Over the past couple of weeks the weather improved – over 20degC some days and the wind eased. But with a good southwest wind, from the small isle of Canna we headed north to visit the largest town in the Outer Hebrides, Stornoway.
Stornoway is located on the island, Lewis and Harris, the largest Scottish island and the third largest in the British Isles (after Great Britain and Ireland). The population is around 8,000, around one third of the entire Outer Hebrides population. Harris is the hilly southern part of the isle, while Lewis is to the north.
This region is quite remote. Less than 200nm away to the north are the Faroe Islands, and a similar distance to the northeast is Shetland. Stornoway attracts tourists, but fewer than say Portree on Skye. The pubs don’t have typical sidewalk outdoor seating as there’s a good chance of rain most days. But inside is warm and cosy. While the EU suffers yet another heatwave, Stornoway’s temperature struggled to reach anything close to 20degC.
Over 60% of the locals speak Scottish Gaelic and the Hebrides has the highest number of Gaelic speakers in Scotland. Children learn Gaelic and it’s compulsory learning in the first two years of secondary school.
To the ears the dialect is either a charming rhythm or a baffling mumble of sounds where you might be lucky to identify a word or two. Either way, the locals are friendly and offer a cheery ‘hello’ as you pass. Signs throughout the region are bi-lingual.
Crofting is a big part of the local economy and has been for many years. The Highland Clearances of the 1800s had a big effect on the island as landowners took up up large swathes of land. Denied their rights, many crofters left the islands to seek new beginnings overseas. Nowadays, in most cases a crofter pays rent for the land and buildings, while roads and fences are provided by the crofter. A croft is typically around five hectares but can be more or less.
Tourism has certainly helped create diversity among the crofters. Local outlets that produce of meats, honey, jams and liquor, and creative artisans are dotted around the island and sell their products in Stornoway or directly from their croft. One of the most recognisable products is the famous Harris Tweed. To supplement their income, many also have other jobs within the community.
Another of Stornoway’s well-known products is Black Pudding. This sausage is tasty and bursting with zinc and iron, as it’s made from pork blood, suet, and oats. Definitely not for vegetarians! A Scottish breakfast is tasty and filling on a cold morning – beans, mushrooms, sausages, black pudding, egg, square sausage and a tattie scone!

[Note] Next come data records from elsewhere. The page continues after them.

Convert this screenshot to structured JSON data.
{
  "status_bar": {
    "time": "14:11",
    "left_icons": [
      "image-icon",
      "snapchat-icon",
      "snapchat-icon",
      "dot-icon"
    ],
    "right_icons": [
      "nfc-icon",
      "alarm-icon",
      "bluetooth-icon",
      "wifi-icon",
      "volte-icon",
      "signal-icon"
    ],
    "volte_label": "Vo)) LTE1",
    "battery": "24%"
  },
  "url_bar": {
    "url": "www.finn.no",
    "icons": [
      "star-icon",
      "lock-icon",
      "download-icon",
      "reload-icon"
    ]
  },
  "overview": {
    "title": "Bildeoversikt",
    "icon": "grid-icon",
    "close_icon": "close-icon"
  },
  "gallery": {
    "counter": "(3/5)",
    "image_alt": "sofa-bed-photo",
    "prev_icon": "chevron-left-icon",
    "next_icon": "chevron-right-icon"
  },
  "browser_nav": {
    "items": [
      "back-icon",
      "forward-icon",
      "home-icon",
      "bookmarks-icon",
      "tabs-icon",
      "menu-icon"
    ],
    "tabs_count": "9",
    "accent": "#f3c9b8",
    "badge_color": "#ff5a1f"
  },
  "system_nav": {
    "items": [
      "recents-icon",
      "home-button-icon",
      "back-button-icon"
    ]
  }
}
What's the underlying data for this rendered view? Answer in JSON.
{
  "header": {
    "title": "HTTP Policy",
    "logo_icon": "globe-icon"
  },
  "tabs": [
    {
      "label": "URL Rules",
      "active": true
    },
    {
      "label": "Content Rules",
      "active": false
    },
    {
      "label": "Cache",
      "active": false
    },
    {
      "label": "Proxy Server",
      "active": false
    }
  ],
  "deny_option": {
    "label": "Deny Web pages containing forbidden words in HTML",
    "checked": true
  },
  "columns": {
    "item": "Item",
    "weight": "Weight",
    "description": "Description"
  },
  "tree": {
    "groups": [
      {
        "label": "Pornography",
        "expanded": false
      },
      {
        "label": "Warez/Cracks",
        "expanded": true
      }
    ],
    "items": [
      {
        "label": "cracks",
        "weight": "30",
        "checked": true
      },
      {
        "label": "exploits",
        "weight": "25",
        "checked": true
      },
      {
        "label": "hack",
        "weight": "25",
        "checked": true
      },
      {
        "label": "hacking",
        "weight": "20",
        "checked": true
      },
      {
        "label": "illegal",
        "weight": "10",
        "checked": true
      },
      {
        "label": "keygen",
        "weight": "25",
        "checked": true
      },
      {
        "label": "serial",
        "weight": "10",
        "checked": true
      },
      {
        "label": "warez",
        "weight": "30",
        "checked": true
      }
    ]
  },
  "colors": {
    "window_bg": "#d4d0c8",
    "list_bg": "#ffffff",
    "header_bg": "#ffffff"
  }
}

To keep the fires burning, peat has been used traditionally for hundreds of years. Though nowadays many have more modern methods of heating in their homes. Peat is an organic soil with more than 60% organic matter and exceeds 50cm in depth and gives off a unique scent when burnt. The low fields of Lewis are rocky, lumpy and boggy, and apparently the peat can reach down to 5m or more.
Like many locations in this part of the world, evidence of our ancestors can be found on Lewis and Harris. The Calanais Standing Stones are a bus ride away from Stornoway and presents another intriguing glimpse into the past. Archeologists can only speculate as to why they exist.
The stones were erected around 5000 years ago and in the mid 1800s were discovered buried under a thick layer of peat. Today the stones provide entertainment for the many visitors, particularly children. Some people were spotted with their hands pressed to a stone and eyes shut perhaps trying to connect to something spiritual.
Back at the Stornoway marina, Blue Heeler is safe from all winds and tucked in nicely in the town centre. We arrived on the final day of the HebCelt Festival, held on the grounds of Lews Castle. We didn’t have to buy tickets as we were right next door and could hear the music – light Celtic music, modern rock, and some heavy techno with a bass that vibrated through the boat.
There are many local yachts, a few foreign yachts – French, German and Norwegian, but we are the only Aussie boat. There are plenty of shops in Stornoway, a good-sized fisherman’s co-op to poke around in, plus plenty of pubs and fish’n’chip shops too.
Heavy rain and strong winds from the southwest kept us on board for a couple of days, so we used that time to catch up on other jobs until we had a weather window to depart and head back across The Minch and return to Portree, Skye.